● **Exercise**:
Filter the listing so that only lines with the word "title" remain.

● **Records to use**:
◇ ◇ ◇ ◇
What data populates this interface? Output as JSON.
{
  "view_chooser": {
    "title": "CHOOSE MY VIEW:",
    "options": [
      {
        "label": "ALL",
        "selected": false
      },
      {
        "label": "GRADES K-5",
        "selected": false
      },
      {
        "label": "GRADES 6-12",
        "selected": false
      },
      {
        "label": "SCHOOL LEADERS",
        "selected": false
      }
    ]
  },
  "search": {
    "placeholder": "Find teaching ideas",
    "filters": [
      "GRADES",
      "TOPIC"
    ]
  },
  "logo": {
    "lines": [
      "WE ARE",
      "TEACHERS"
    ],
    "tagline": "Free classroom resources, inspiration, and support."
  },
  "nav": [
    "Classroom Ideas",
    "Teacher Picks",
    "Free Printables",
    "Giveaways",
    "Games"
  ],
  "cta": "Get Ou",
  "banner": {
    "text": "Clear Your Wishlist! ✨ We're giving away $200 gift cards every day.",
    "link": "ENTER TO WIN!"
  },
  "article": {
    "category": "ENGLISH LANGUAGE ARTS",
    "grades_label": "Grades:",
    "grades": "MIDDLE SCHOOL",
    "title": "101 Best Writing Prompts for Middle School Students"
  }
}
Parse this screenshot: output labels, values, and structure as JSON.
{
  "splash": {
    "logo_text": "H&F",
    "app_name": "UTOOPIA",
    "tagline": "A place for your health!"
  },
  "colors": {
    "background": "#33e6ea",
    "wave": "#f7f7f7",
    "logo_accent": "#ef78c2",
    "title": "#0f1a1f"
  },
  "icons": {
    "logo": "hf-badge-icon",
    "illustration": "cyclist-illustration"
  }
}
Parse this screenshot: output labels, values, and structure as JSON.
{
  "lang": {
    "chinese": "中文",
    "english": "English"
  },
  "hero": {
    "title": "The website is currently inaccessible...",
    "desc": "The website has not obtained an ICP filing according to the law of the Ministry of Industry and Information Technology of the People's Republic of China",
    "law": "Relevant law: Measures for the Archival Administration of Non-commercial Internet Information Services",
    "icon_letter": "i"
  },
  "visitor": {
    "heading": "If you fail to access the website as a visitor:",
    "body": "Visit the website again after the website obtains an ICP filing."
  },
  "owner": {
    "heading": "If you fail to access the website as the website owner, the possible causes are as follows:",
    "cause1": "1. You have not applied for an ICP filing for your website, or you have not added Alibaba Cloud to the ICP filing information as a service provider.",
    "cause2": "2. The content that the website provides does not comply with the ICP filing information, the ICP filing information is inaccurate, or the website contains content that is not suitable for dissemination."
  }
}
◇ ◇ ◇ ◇
● **Answer**:
    "title": "CHOOSE MY VIEW:",
    "title": "101 Best Writing Prompts for Middle School Students"
    "title": "#0f1a1f"
    "title": "The website is currently inaccessible...",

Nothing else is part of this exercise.